You know this story. A butterfly in Brazil flaps its wings, and a few weeks later Texas has tornadoes instead of clear skies. This holiday season is a time for you and I to look for a moment to make a difference in someone else’s life. It may seem small to you, but it may have a HUGE effect!
It’s called the butterfly effect, and science fiction writers love it. In Back to the Future, Marty McFly almost erases himself from existence after travelling back to 1955 in a DeLorean. In It’s a Wonderful Life, George Bailey changes the fate of his town when he wishes he had never been born. In chaos theory, a small change in a system—like the flap of a distant butterfly’s wing—can dramatically change the system … leading to a tornado in Texas.

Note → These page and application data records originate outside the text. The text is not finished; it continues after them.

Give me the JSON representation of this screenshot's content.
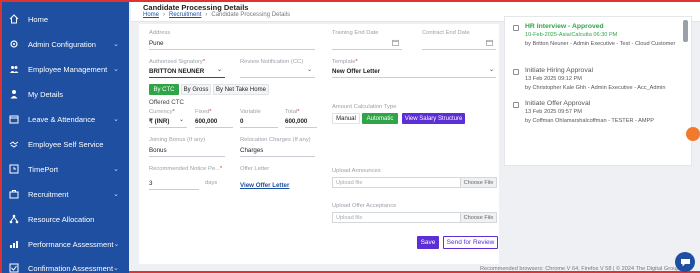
{
  "sidebar": {
    "items": [
      {
        "label": "Home",
        "icon": "home-icon",
        "chev": ""
      },
      {
        "label": "Admin Configuration",
        "icon": "gear-icon",
        "chev": "⌄"
      },
      {
        "label": "Employee Management",
        "icon": "people-icon",
        "chev": "⌄"
      },
      {
        "label": "My Details",
        "icon": "person-icon",
        "chev": ""
      },
      {
        "label": "Leave & Attendance",
        "icon": "calendar-icon",
        "chev": "⌄"
      },
      {
        "label": "Employee Self Service",
        "icon": "handshake-icon",
        "chev": ""
      },
      {
        "label": "TimePort",
        "icon": "clock-icon",
        "chev": "⌄"
      },
      {
        "label": "Recruitment",
        "icon": "briefcase-icon",
        "chev": "⌄"
      },
      {
        "label": "Resource Allocation",
        "icon": "network-icon",
        "chev": ""
      },
      {
        "label": "Performance Assessment",
        "icon": "chart-icon",
        "chev": "⌄"
      },
      {
        "label": "Confirmation Assessment",
        "icon": "check-icon",
        "chev": "⌄"
      }
    ]
  },
  "header": {
    "title": "Candidate Processing Details",
    "breadcrumb": [
      "Home",
      "Recruitment",
      "Candidate Processing Details"
    ]
  },
  "form": {
    "address_label": "Address",
    "address_value": "Pune",
    "training_end_label": "Training End Date",
    "contract_end_label": "Contract End Date",
    "signatory_label": "Authorized Signatory",
    "signatory_value": "BRITTON NEUNER",
    "review_notif_label": "Review Notification (CC)",
    "template_label": "Template",
    "template_value": "New Offer Letter",
    "ctc_modes": [
      "By CTC",
      "By Gross",
      "By Net Take Home"
    ],
    "offered_ctc_label": "Offered CTC",
    "currency_label": "Currency",
    "currency_value": "₹ (INR)",
    "fixed_label": "Fixed",
    "fixed_value": "600,000",
    "variable_label": "Variable",
    "variable_value": "0",
    "total_label": "Total",
    "total_value": "600,000",
    "amount_calc_label": "Amount Calculation Type",
    "calc_modes": [
      "Manual",
      "Automatic"
    ],
    "view_salary_label": "View Salary Structure",
    "joining_bonus_label": "Joining Bonus (If any)",
    "joining_bonus_value": "Bonus",
    "relocation_label": "Relocation Charges (If any)",
    "relocation_value": "Charges",
    "notice_label": "Recommended Notice Pe...",
    "notice_value": "3",
    "notice_unit": "days",
    "offer_letter_label": "Offer Letter",
    "view_offer_label": "View Offer Letter",
    "upload_announce_label": "Upload Announces",
    "upload_acceptance_label": "Upload Offer Acceptance",
    "upload_placeholder": "Upload file",
    "choose_file": "Choose File",
    "save_label": "Save",
    "review_label": "Send for Review"
  },
  "timeline": [
    {
      "title": "HR Interview - Approved",
      "date": "10-Feb-2025-Asia/Calcutta   06:30 PM",
      "by": "by Britton Neuner - Admin Executive - Test - Cloud Customer",
      "status_color": "#2fa548"
    },
    {
      "title": "Initiate Hiring Approval",
      "date": "13 Feb 2025   09:12 PM",
      "by": "by Christopher Kale Ghh - Admin Executive - Acc_Admin",
      "status_color": "#777777"
    },
    {
      "title": "Initiate Offer Approval",
      "date": "13 Feb 2025   09:57 PM",
      "by": "by Coffman Ohlamarshalcoffman - TESTER - AMPP",
      "status_color": "#777777"
    }
  ],
  "footer": {
    "text": "Recommended browsers: Chrome V 64, Firefox V 58  |  © 2024 The Digital Group Inc."
  },
  "colors": {
    "sidebar": "#1e4fa0",
    "accent": "#5b2ed6",
    "success": "#2fa548"
  }
}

The idea seems far-fetched, especially since so many pop culture examples rely on time travel or angels who are trying to earn their wings.

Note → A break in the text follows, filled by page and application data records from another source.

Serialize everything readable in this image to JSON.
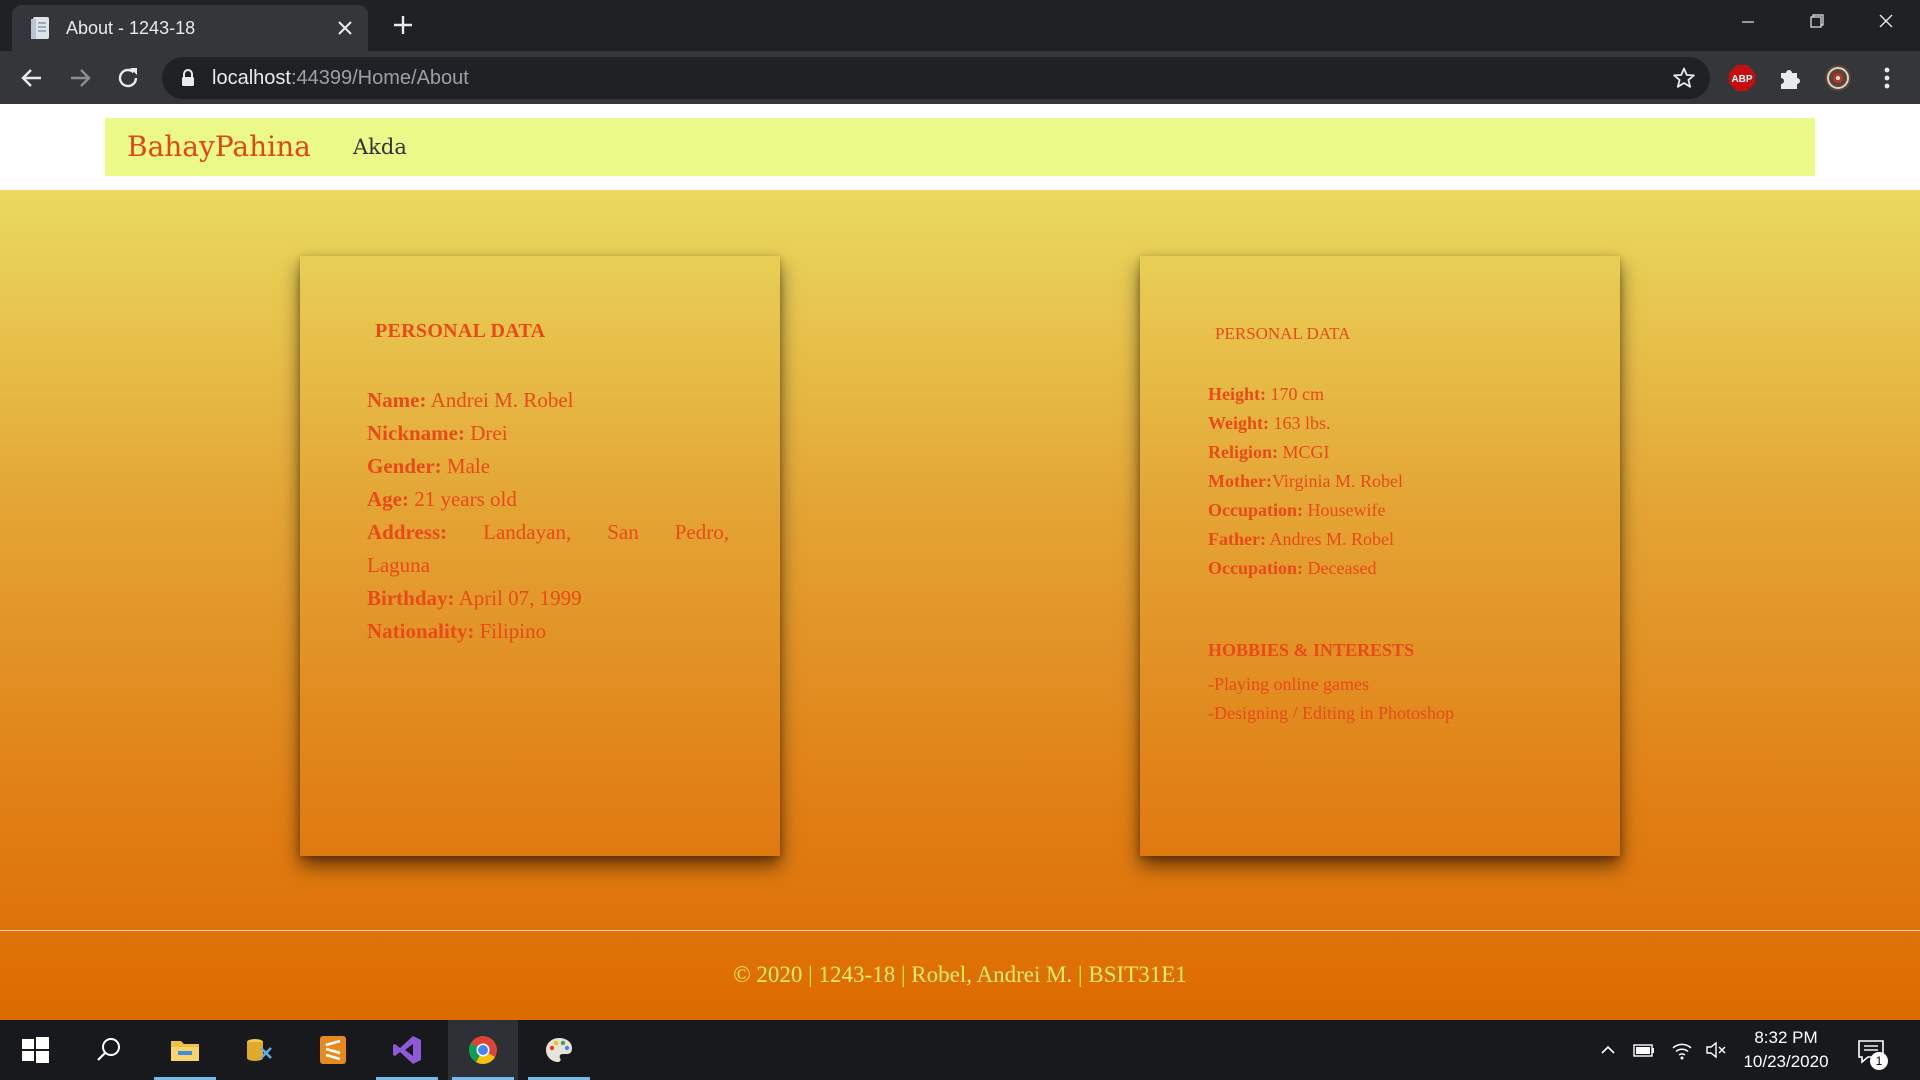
{
  "browser": {
    "tab_title": "About - 1243-18",
    "url_host": "localhost",
    "url_rest": ":44399/Home/About",
    "extensions": {
      "abp_label": "ABP"
    }
  },
  "site": {
    "brand": "BahayPahina",
    "nav": {
      "link": "Akda"
    }
  },
  "left_card": {
    "title": "PERSONAL DATA",
    "rows": [
      {
        "label": "Name:",
        "value": " Andrei M. Robel"
      },
      {
        "label": "Nickname:",
        "value": " Drei"
      },
      {
        "label": "Gender:",
        "value": " Male"
      },
      {
        "label": "Age:",
        "value": " 21 years old"
      },
      {
        "label": "Address:",
        "value": " Landayan, San Pedro,"
      },
      {
        "label": "",
        "value": "Laguna"
      },
      {
        "label": "Birthday:",
        "value": " April 07, 1999"
      },
      {
        "label": "Nationality:",
        "value": " Filipino"
      }
    ]
  },
  "right_card": {
    "title": "PERSONAL DATA",
    "rows": [
      {
        "label": "Height:",
        "value": " 170 cm"
      },
      {
        "label": "Weight:",
        "value": " 163 lbs."
      },
      {
        "label": "Religion:",
        "value": " MCGI"
      },
      {
        "label": "Mother:",
        "value": "Virginia M. Robel"
      },
      {
        "label": "Occupation:",
        "value": " Housewife"
      },
      {
        "label": "Father:",
        "value": " Andres M. Robel"
      },
      {
        "label": "Occupation:",
        "value": " Deceased"
      }
    ],
    "hobbies_title": "HOBBIES & INTERESTS",
    "hobbies": [
      "-Playing online games",
      "-Designing / Editing in Photoshop"
    ]
  },
  "footer": {
    "text": "© 2020 | 1243-18 | Robel, Andrei M. | BSIT31E1"
  },
  "taskbar": {
    "time": "8:32 PM",
    "date": "10/23/2020",
    "notification_count": "1"
  },
  "colors": {
    "accent_text": "#e84a1a",
    "navbar_bg": "#ebf988",
    "footer_text": "#f3ec6d"
  }
}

But mathematicians insist that it is real. If you let them, they will sit you down in a coffee shop and tell you all about the butterfly effect and chaos theory and topological mixing. Just insist that they buy the coffee. And remember that the work of a mathematician glorifies God by revealing the beauty of creation.
Beyond The High Calling of math, what does the butterfly effect have to do with the rest of us?
We are the butterflies.
I don’t care how much you love your job; sometimes you don’t love it. Sometimes you crawl out of bed and wonder why. How could today possibly matter? What good could a kind word or deed do to change humanity?
The butterfly effect fascinates us because we want to find meaning in our actions. We want to be the self-aware butterfly in Brazil, flapping our wings just so and creating tornadoes wherever we please.
There’s no doubt about it.
You are a small factor in the world. Don’t get down about it. I’m bald and small, too. But even the smallest actions can create ripples that change the world. We can’t anticipate the ripples, but we can still flap our wings knowing that our actions might help create a storm of activity. This means we need to take our actions seriously. A butterfly was made to flap its wings, suck nectar, and migrate thousands of miles with its brood.
What were you made to do? You can’t predict the effects of your actions, but you can take them seriously. You can develop your talents. You can work with diligence and faithfulness and integrity.
If you want to change the world, take heart. Your small actions can have tremendous impact. But I find another truth at work in this mathematic parable. The Brazilian butterfly never experiences the Texas tornado. It doesn’t know the end of the story, and neither do we.
Let God worry about distant storms. I need to roll up my sleeves, and do the work you and I are called to do.